Thinking of World Hunger in Our Harvest Season

On Sunday morning, as part of the Tikkun Olam Breakfast at Adath Israel Synagogue, I attended a much-anticipated presentation by the President of American Jewish World Service, Ruth Messinger.  I knew of Ms. Messinger’s work when she was Manhattan Borough President (1990-1998) and when she lost the mayoral race to the incumbent candidate Rudy Giuliani in 1997.  The next year, she shifted professional gears and became the President and CEO of the AJWS and brought it into philantropic maturity and prominence.  Now in its 25th year, AJWS funds local grass-roots development projects around the world.  In 2005, the New York-based Forward named Ms. Messinger to the top of its annual “Forward 50” list of the most influential American Jews (and re-named to the 2009 list– placing four out of the last five years!).
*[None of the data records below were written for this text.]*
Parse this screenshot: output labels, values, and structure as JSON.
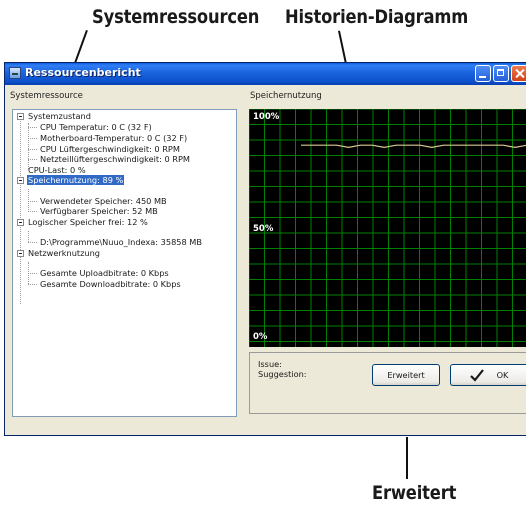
{
  "callouts": {
    "systemressourcen": "Systemressourcen",
    "historien": "Historien-Diagramm",
    "erweitert": "Erweitert"
  },
  "window": {
    "title": "Ressourcenbericht",
    "left_heading": "Systemressource",
    "right_heading": "Speichernutzung"
  },
  "tree": {
    "systemzustand": "Systemzustand",
    "cpu_temp": "CPU Temperatur: 0 C (32 F)",
    "mb_temp": "Motherboard-Temperatur: 0 C (32 F)",
    "cpu_fan": "CPU Lüftergeschwindigkeit: 0 RPM",
    "psu_fan": "Netzteillüftergeschwindigkeit: 0 RPM",
    "cpu_last": "CPU-Last: 0 %",
    "speichernutzung": "Speichernutzung: 89 %",
    "used_mem": "Verwendeter Speicher: 450 MB",
    "free_mem": "Verfügbarer Speicher: 52 MB",
    "logical_free": "Logischer Speicher frei: 12 %",
    "drive_path": "D:\\Programme\\Nuuo_Indexa: 35858 MB",
    "netzwerk": "Netzwerknutzung",
    "upload": "Gesamte Uploadbitrate: 0 Kbps",
    "download": "Gesamte Downloadbitrate: 0 Kbps"
  },
  "graph": {
    "label_top": "100%",
    "label_mid": "50%",
    "label_bottom": "0%",
    "grid_color": "#008000",
    "line_color": "#d8c890",
    "memory_usage_percent": [
      89,
      89,
      89,
      89,
      88,
      89,
      89,
      88,
      89,
      89,
      89,
      88,
      89,
      89,
      89,
      89,
      89,
      89,
      88,
      89
    ]
  },
  "info": {
    "issue_label": "Issue:",
    "suggestion_label": "Suggestion:"
  },
  "buttons": {
    "erweitert": "Erweitert",
    "ok": "OK"
  },
  "colors": {
    "selection": "#316ac5",
    "titlebar": "#1a64de",
    "window_bg": "#ece9d8"
  }
}
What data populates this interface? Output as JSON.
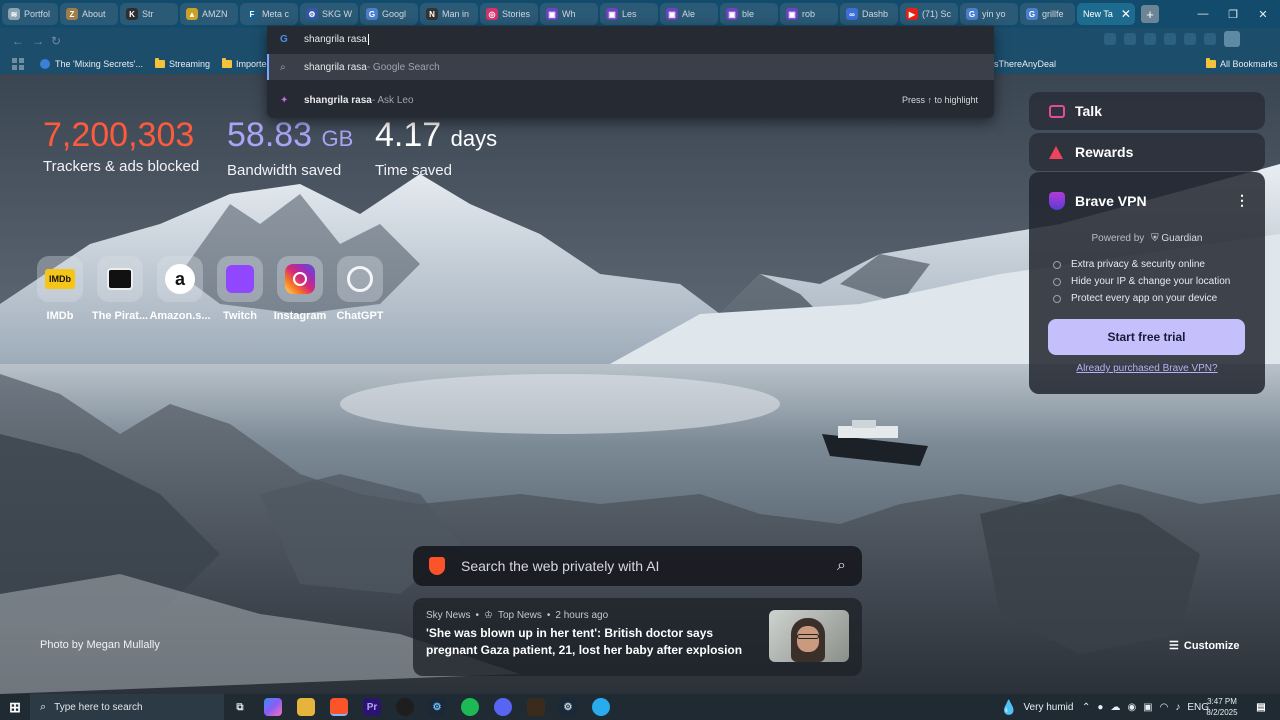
{
  "tabs": [
    {
      "label": "Portfol",
      "color": "#8aa3b5",
      "glyph": "≋"
    },
    {
      "label": "About",
      "color": "#a07c4a",
      "glyph": "Z"
    },
    {
      "label": "Str",
      "color": "#2e2e2e",
      "glyph": "K"
    },
    {
      "label": "AMZN",
      "color": "#c9a227",
      "glyph": "▲"
    },
    {
      "label": "Meta c",
      "color": "#1f5f86",
      "glyph": "F"
    },
    {
      "label": "SKG W",
      "color": "#3257a8",
      "glyph": "⚙"
    },
    {
      "label": "Googl",
      "color": "#4a7fd0",
      "glyph": "G"
    },
    {
      "label": "Man in",
      "color": "#333",
      "glyph": "N"
    },
    {
      "label": "Stories",
      "color": "#d6336c",
      "glyph": "◎"
    },
    {
      "label": "Wh",
      "color": "#6f42c1",
      "glyph": "▣"
    },
    {
      "label": "Les",
      "color": "#6f42c1",
      "glyph": "▣"
    },
    {
      "label": "Ale",
      "color": "#6f42c1",
      "glyph": "▣"
    },
    {
      "label": "ble",
      "color": "#6f42c1",
      "glyph": "▣"
    },
    {
      "label": "rob",
      "color": "#6f42c1",
      "glyph": "▣"
    },
    {
      "label": "Dashb",
      "color": "#3a6fd8",
      "glyph": "∞"
    },
    {
      "label": "(71) Sc",
      "color": "#e62117",
      "glyph": "▶"
    },
    {
      "label": "yin yo",
      "color": "#4a7fd0",
      "glyph": "G"
    },
    {
      "label": "grillfe",
      "color": "#4a7fd0",
      "glyph": "G"
    }
  ],
  "active_tab": {
    "label": "New Ta",
    "close": "✕"
  },
  "new_tab_label": "+",
  "window_controls": {
    "minimize": "—",
    "restore": "❐",
    "close": "✕"
  },
  "bookmarks": {
    "items": [
      {
        "label": "The 'Mixing Secrets'...",
        "type": "page"
      },
      {
        "label": "Streaming",
        "type": "folder"
      },
      {
        "label": "Imported fro",
        "type": "folder"
      }
    ],
    "right_item": "sThereAnyDeal",
    "all_label": "All Bookmarks"
  },
  "omnibox": {
    "query": "shangrila rasa",
    "rows": [
      {
        "text": "shangrila rasa",
        "suffix": " - Google Search"
      },
      {
        "text": "shangrila rasa",
        "suffix": " - Ask Leo",
        "hint": "Press ↑ to highlight"
      }
    ]
  },
  "stats": {
    "trackers_value": "7,200,303",
    "trackers_label": "Trackers & ads blocked",
    "bandwidth_value": "58.83",
    "bandwidth_unit": "GB",
    "bandwidth_label": "Bandwidth saved",
    "time_value": "4.17",
    "time_unit": "days",
    "time_label": "Time saved"
  },
  "top_sites": [
    {
      "name": "IMDb",
      "icon": "imdb-icon"
    },
    {
      "name": "The Pirat...",
      "icon": "pirate-icon"
    },
    {
      "name": "Amazon.s...",
      "icon": "amazon-icon"
    },
    {
      "name": "Twitch",
      "icon": "twitch-icon"
    },
    {
      "name": "Instagram",
      "icon": "instagram-icon"
    },
    {
      "name": "ChatGPT",
      "icon": "chatgpt-icon"
    }
  ],
  "right_panel": {
    "talk": "Talk",
    "rewards": "Rewards",
    "vpn_title": "Brave VPN",
    "powered_by": "Powered by",
    "powered_brand": "Guardian",
    "features": [
      "Extra privacy & security online",
      "Hide your IP & change your location",
      "Protect every app on your device"
    ],
    "trial_button": "Start free trial",
    "already_link": "Already purchased Brave VPN?"
  },
  "photo_credit": "Photo by Megan Mullally",
  "search": {
    "placeholder": "Search the web privately with AI"
  },
  "news": {
    "source": "Sky News",
    "tag": "Top News",
    "time": "2 hours ago",
    "headline": "'She was blown up in her tent': British doctor says pregnant Gaza patient, 21, lost her baby after explosion"
  },
  "customize_label": "Customize",
  "taskbar": {
    "search_placeholder": "Type here to search",
    "weather": "Very humid",
    "lang": "ENG",
    "time": "3:47 PM",
    "date": "8/2/2025"
  },
  "colors": {
    "trackers": "#ff5a3c",
    "bandwidth": "#a9a4f5",
    "accent": "#c5c0fb"
  }
}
Why is a Jewish organization involved in development work amongst non-Jews?  It provides a visible, positive presence for Jews in areas of the world that are not familiar with Jews (and its difficult relations with its Christian and Muslim brethren).  And, unlike the disaster relief agencies, AJWS stays for the long-haul, soliciting input from the local people on their needs and wishes for a better future.  They work with the local leaders, in particular the women, in choosing which projects to implement.

What is the biggest obstacle to world development?  According to Ms. Messinger, it’s the American government’s policy of shipping surplus food overseas!  This “free food” is often siphoned off and sold below market prices, undercutting the local farmers who know which crops grow well in their terrain and which foods are tolerated by their people.   Knowing of Ms. Messinger’s liberal political views, I sought a response from my Republican, evangelical Christian brother who commented thus:  “The Acton Institute, a conservative think tank, also does much work in developing countries and is particularly concerned about free market solutions to problems.  Interestingly, they have come to the same conclusion about American policy.  Regarding a particular African country, their research came back that African producers said repeatedly that they’d wish Americans would stop sending them our old clothes.  With such a supply keeping prices artificially low, indigenous African producers and businessmen never get the chance to create enterprises and get their country self-sufficient.  The work at the Acton Institute is intended to help these businesses get off the ground and our own country’s “charity” is keeping them from getting them there.”

The morning session also included presentations by Pesach Stadlin, a local boy who’s now a staffer with AJWS, and Monica Oguttu who spoke about the series of development projects she’d initiated in rural Kenya.  Pesach cited statistics that 1 out of 6 people in this world go to bed hungry.  Instead of the term “developing world” or “the Third World” (passé by now), he prefers the term “two-thirds of the world” because it gives a better scope of the hunger problem.

Ms. Oguttu spoke about the PHD of the developing world: poverty, hunger, and disease.  She was a midwife in the capital city of Nairobi when she became aware of the shortages of health care available to the rural women and she formed what became a network of 350 health professionals.  Once she was apprised of the shortages of hospital beds–  total strangers had to share a bed– she developed home-based care kits and bicycles.  Then, she was alerted to the problem of starving patients trying to tolerate strong medicines on an empty stomach, so she identified local cereals—soya, millet, amaranth– that could be milled into a nutritious flour mixture.  Most recently, she tacked the problem of adolescent girls who stayed out of school during their menstrual periods due to the lack of feminine sanitary supplies.  Her female brainstorming team came up with a local product—reusable sanitary towels—that they’re now marketing for profit.

Another important word about disaster relief: they do not need our surplus food, old shoes or clothes!   The essential need is for money that could be used to purchase local products, which usually are available.  Quoting then U.S. Secretary of State General Colin Powell who was in Sri Lanka in January of 2005: the highest point in that country was a mountain of donated blankets—for a  country that does not experience cold weather at all!

A final quote from the “best advocate for change in Africa,” Bono, the lead singer of the Irish rock band U2: “Where you live in the world should not determine whether you live in the world.”